Given the importance of registration for a public webinar, I am constantly surprised and depressed at the woeful capabilities provided by technology vendors to support this vital function. Some major vendors who trumpet the use of their product for webinars make you pay significant extra money to get any registration capabilities at all. Others provide only the most rudimentary fixed format registration pages.
One vendor forced the first registration field to be “Full name.” This meant that I couldn’t even separate first and last name fields for sorting, use in communication templates, or export to a CRM system. What on earth were they thinking?
When vendors offer me the ability to customize registration pages, it rarely meets my expectations for design flexibility. Customization most often ends up meaning that you can slap a small logo in the upper corner of the page and add a few text entry fields after their own required fields (with their own labels). You may think that “First Name” and “Last Name” are applicable for any occasion, but if I am dealing with a mixed Western and Asian audience, I prefer to use “Given Name” and “Family Name” so that my registrants and I aren’t trying to guess which name order format we’re using.
I usually have no control over where my additional custom fields get placed on the page and I can’t place additional descriptive text with them to add instructions or explanations. I don’t think any vendor has enabled conditional display of registration fields (eg: only show “State/Province” if the Country is USA or Canada). It is vanishingly rare to find a vendor who provides pre-populated dropdown fields for things such as Country or State/Province. Many of them won’t even let you put in 50-60 dropdown selection choices if you had the patience to try to load the field yourself.
All the way back in 2007, I gave a rave review to MarketingSherpa’s Landing Page Handbook. I have yet to find a vendor that lets me implement many of MarketingSherpa’s suggestions for registration page design. That means I am losing potential registrants just because I can’t use best practices to encourage completion of my registration form.
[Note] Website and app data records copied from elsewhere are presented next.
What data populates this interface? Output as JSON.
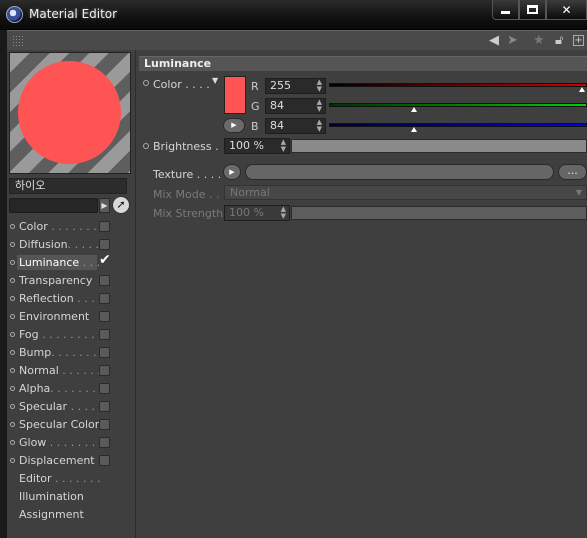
{
  "window": {
    "title": "Material Editor",
    "buttons": {
      "minimize": "minimize",
      "maximize": "maximize",
      "close": "✕"
    }
  },
  "toolbar": {
    "icons": [
      "grip-icon",
      "back-arrow-icon",
      "forward-arrow-icon",
      "star-icon",
      "lock-icon",
      "new-panel-icon"
    ]
  },
  "material": {
    "name": "하이오",
    "swatch_color": "#FF5454"
  },
  "channels": [
    {
      "label": "Color",
      "dots": " . . . . . . . .",
      "checked": false
    },
    {
      "label": "Diffusion",
      "dots": ". . . . .",
      "checked": false
    },
    {
      "label": "Luminance",
      "dots": " . . .",
      "checked": true,
      "active": true
    },
    {
      "label": "Transparency",
      "dots": "",
      "checked": false
    },
    {
      "label": "Reflection",
      "dots": " . . . .",
      "checked": false
    },
    {
      "label": "Environment",
      "dots": "",
      "checked": false
    },
    {
      "label": "Fog",
      "dots": " . . . . . . . . .",
      "checked": false
    },
    {
      "label": "Bump",
      "dots": ". . . . . . . .",
      "checked": false
    },
    {
      "label": "Normal",
      "dots": " . . . . . .",
      "checked": false
    },
    {
      "label": "Alpha",
      "dots": ". . . . . . . .",
      "checked": false
    },
    {
      "label": "Specular",
      "dots": " . . . . .",
      "checked": false
    },
    {
      "label": "Specular Color",
      "dots": "",
      "checked": false
    },
    {
      "label": "Glow",
      "dots": " . . . . . . . .",
      "checked": false
    },
    {
      "label": "Displacement",
      "dots": "",
      "checked": false
    },
    {
      "label": "Editor",
      "dots": " . . . . . . .",
      "checked": null
    },
    {
      "label": "Illumination",
      "dots": "",
      "checked": null
    },
    {
      "label": "Assignment",
      "dots": "",
      "checked": null
    }
  ],
  "luminance": {
    "header": "Luminance",
    "color_label": "Color . . . .",
    "color_hex": "#FF5454",
    "r_label": "R",
    "r_value": "255",
    "r_fraction": 1.0,
    "g_label": "G",
    "g_value": "84",
    "g_fraction": 0.33,
    "b_label": "B",
    "b_value": "84",
    "b_fraction": 0.33,
    "brightness_label": "Brightness .",
    "brightness_value": "100 %",
    "brightness_fraction": 1.0,
    "texture_label": "Texture . . . .",
    "texture_more": "...",
    "mix_mode_label": "Mix Mode . .",
    "mix_mode_value": "Normal",
    "mix_strength_label": "Mix Strength",
    "mix_strength_value": "100 %",
    "mix_strength_fraction": 1.0
  }
}
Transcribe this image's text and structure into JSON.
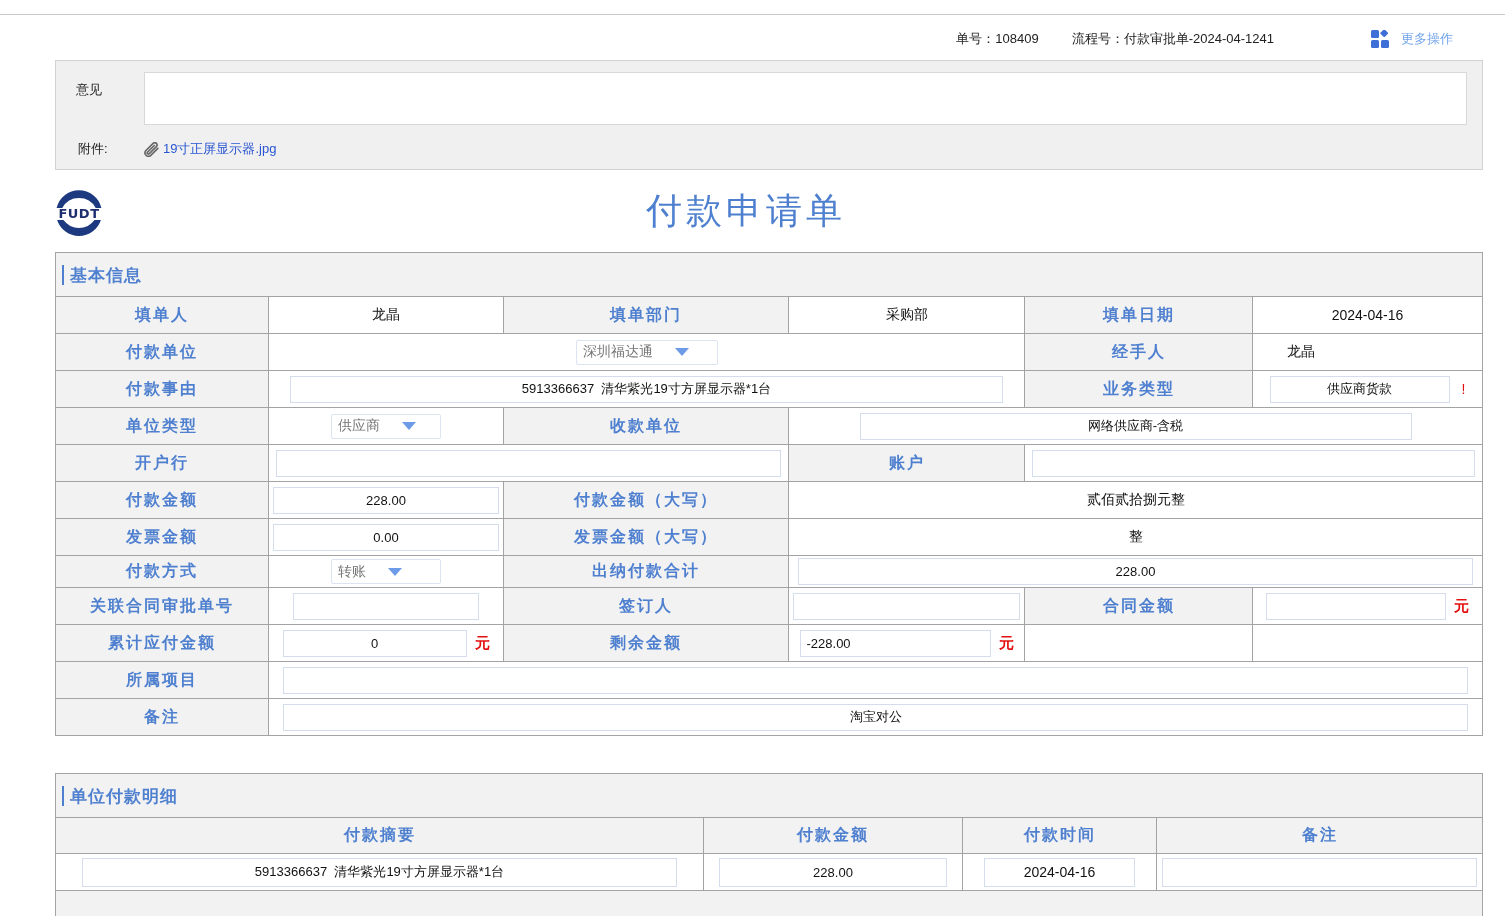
{
  "header": {
    "order_no": "单号：108409",
    "flow_no": "流程号：付款审批单-2024-04-1241",
    "more_actions": "更多操作"
  },
  "opinion": {
    "label": "意见",
    "attachment_label": "附件:",
    "attachment_name": "19寸正屏显示器.jpg"
  },
  "logo": {
    "text": "FUDT"
  },
  "form_title": "付款申请单",
  "basic_info": {
    "title": "基本信息",
    "rows": [
      [
        {
          "kind": "label",
          "text": "填单人"
        },
        {
          "kind": "text",
          "text": "龙晶"
        },
        {
          "kind": "label",
          "text": "填单部门"
        },
        {
          "kind": "text",
          "text": "采购部"
        },
        {
          "kind": "label",
          "text": "填单日期"
        },
        {
          "kind": "text",
          "text": "2024-04-16"
        }
      ],
      [
        {
          "kind": "label",
          "text": "付款单位"
        },
        {
          "kind": "select",
          "value": "深圳福达通",
          "colspan": 3
        },
        {
          "kind": "label",
          "text": "经手人"
        },
        {
          "kind": "text",
          "text": "龙晶"
        }
      ],
      [
        {
          "kind": "label",
          "text": "付款事由"
        },
        {
          "kind": "input",
          "value": "5913366637  清华紫光19寸方屏显示器*1台",
          "colspan": 3
        },
        {
          "kind": "label",
          "text": "业务类型"
        },
        {
          "kind": "input",
          "value": "供应商货款",
          "required_mark": "!"
        }
      ],
      [
        {
          "kind": "label",
          "text": "单位类型"
        },
        {
          "kind": "select",
          "value": "供应商"
        },
        {
          "kind": "label",
          "text": "收款单位"
        },
        {
          "kind": "input",
          "value": "网络供应商-含税",
          "colspan": 3
        }
      ],
      [
        {
          "kind": "label",
          "text": "开户行"
        },
        {
          "kind": "input",
          "colspan": 2
        },
        {
          "kind": "label",
          "text": "账户"
        },
        {
          "kind": "input",
          "colspan": 2
        }
      ],
      [
        {
          "kind": "label",
          "text": "付款金额"
        },
        {
          "kind": "input",
          "value": "228.00"
        },
        {
          "kind": "label",
          "text": "付款金额（大写）"
        },
        {
          "kind": "text",
          "text": "贰佰贰拾捌元整",
          "colspan": 3
        }
      ],
      [
        {
          "kind": "label",
          "text": "发票金额"
        },
        {
          "kind": "input",
          "value": "0.00"
        },
        {
          "kind": "label",
          "text": "发票金额（大写）"
        },
        {
          "kind": "text",
          "text": "整",
          "colspan": 3
        }
      ],
      [
        {
          "kind": "label",
          "text": "付款方式"
        },
        {
          "kind": "select",
          "value": "转账"
        },
        {
          "kind": "label",
          "text": "出纳付款合计"
        },
        {
          "kind": "input",
          "value": "228.00",
          "colspan": 3
        }
      ],
      [
        {
          "kind": "label",
          "text": "关联合同审批单号"
        },
        {
          "kind": "input"
        },
        {
          "kind": "label",
          "text": "签订人"
        },
        {
          "kind": "input"
        },
        {
          "kind": "label",
          "text": "合同金额"
        },
        {
          "kind": "input",
          "unit": "元"
        }
      ],
      [
        {
          "kind": "label",
          "text": "累计应付金额"
        },
        {
          "kind": "input",
          "value": "0",
          "unit": "元"
        },
        {
          "kind": "label",
          "text": "剩余金额"
        },
        {
          "kind": "input",
          "value": "-228.00",
          "unit": "元"
        }
      ],
      [
        {
          "kind": "label",
          "text": "所属项目"
        },
        {
          "kind": "input",
          "colspan": 5
        }
      ],
      [
        {
          "kind": "label",
          "text": "备注"
        },
        {
          "kind": "input",
          "value": "淘宝对公",
          "colspan": 5
        }
      ]
    ]
  },
  "payment_details": {
    "title": "单位付款明细",
    "columns": [
      "付款摘要",
      "付款金额",
      "付款时间",
      "备注"
    ],
    "rows": [
      {
        "summary": "5913366637  清华紫光19寸方屏显示器*1台",
        "amount": "228.00",
        "time": "2024-04-16"
      }
    ]
  }
}
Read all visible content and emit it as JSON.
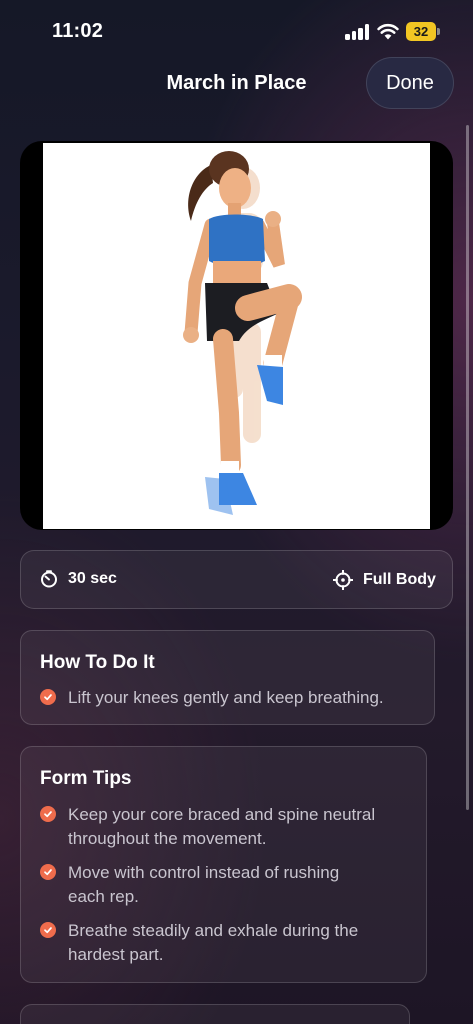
{
  "status_bar": {
    "time": "11:02",
    "battery": "32",
    "battery_color": "#f2c623"
  },
  "header": {
    "title": "March in Place",
    "done_label": "Done"
  },
  "exercise_image": {
    "description_icon": "exercise-illustration"
  },
  "info": {
    "duration": "30 sec",
    "duration_icon": "timer-icon",
    "target": "Full Body",
    "target_icon": "crosshair-icon"
  },
  "how_to": {
    "title": "How To Do It",
    "steps": [
      "Lift your knees gently and keep breathing."
    ]
  },
  "form_tips": {
    "title": "Form Tips",
    "tips": [
      [
        "Keep your core braced and spine neutral",
        "throughout the movement."
      ],
      [
        "Move with control instead of rushing",
        "each rep."
      ],
      [
        "Breathe steadily and exhale during the",
        "hardest part."
      ]
    ]
  },
  "colors": {
    "accent": "#ef6c4c",
    "card_border": "#3a3445"
  }
}
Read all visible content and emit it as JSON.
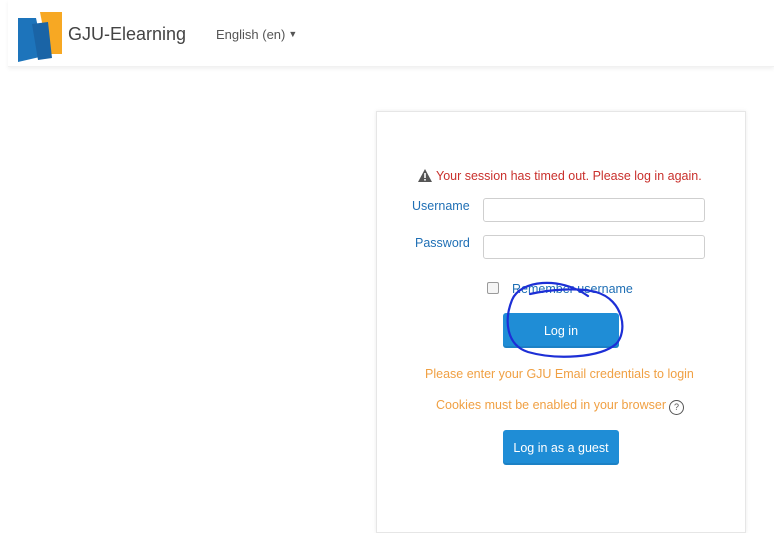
{
  "header": {
    "site_name": "GJU-Elearning",
    "language": "English (en)"
  },
  "login": {
    "error_message": "Your session has timed out. Please log in again.",
    "username_label": "Username",
    "username_value": "",
    "password_label": "Password",
    "password_value": "",
    "remember_label": "Remember username",
    "login_button": "Log in",
    "credentials_note": "Please enter your GJU Email credentials to login",
    "cookies_note": "Cookies must be enabled in your browser",
    "guest_button": "Log in as a guest"
  },
  "colors": {
    "primary": "#1f8dd6",
    "error": "#c9302c",
    "note": "#f0a043",
    "logo_orange": "#f7a823",
    "logo_blue": "#1d74bb"
  }
}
There are some third-party registration and audience management tools that are built to work with web conferencing products. In the best cases, these offer additional design flexibility for registration pages and a reasonably easy to implement integration with your chosen web conferencing tool. But you end up paying for the use of the tool – sometimes a lot more. And you have to worry about support, billing, and training from two different vendors. That’s not knocking the third-party providers… I’m glad they are around to fill a needed functionality gap. But come on webinar vendors… Shouldn’t you be trying to put those other guys out of business? Give me the functionality I need as a part of your product!
It is getting harder and harder for webinar technologies to differentiate themselves from competitors. Registration page design is wide open for that kind of differentiation. Let me customize my registration page. REALLY customize it. Text and background colors, all field labels, placement above/below/beside other fields, pre-built dropdowns, conditional field display, graphics in line with other items. Wow… You could sure show that off in your marketing and sales demos!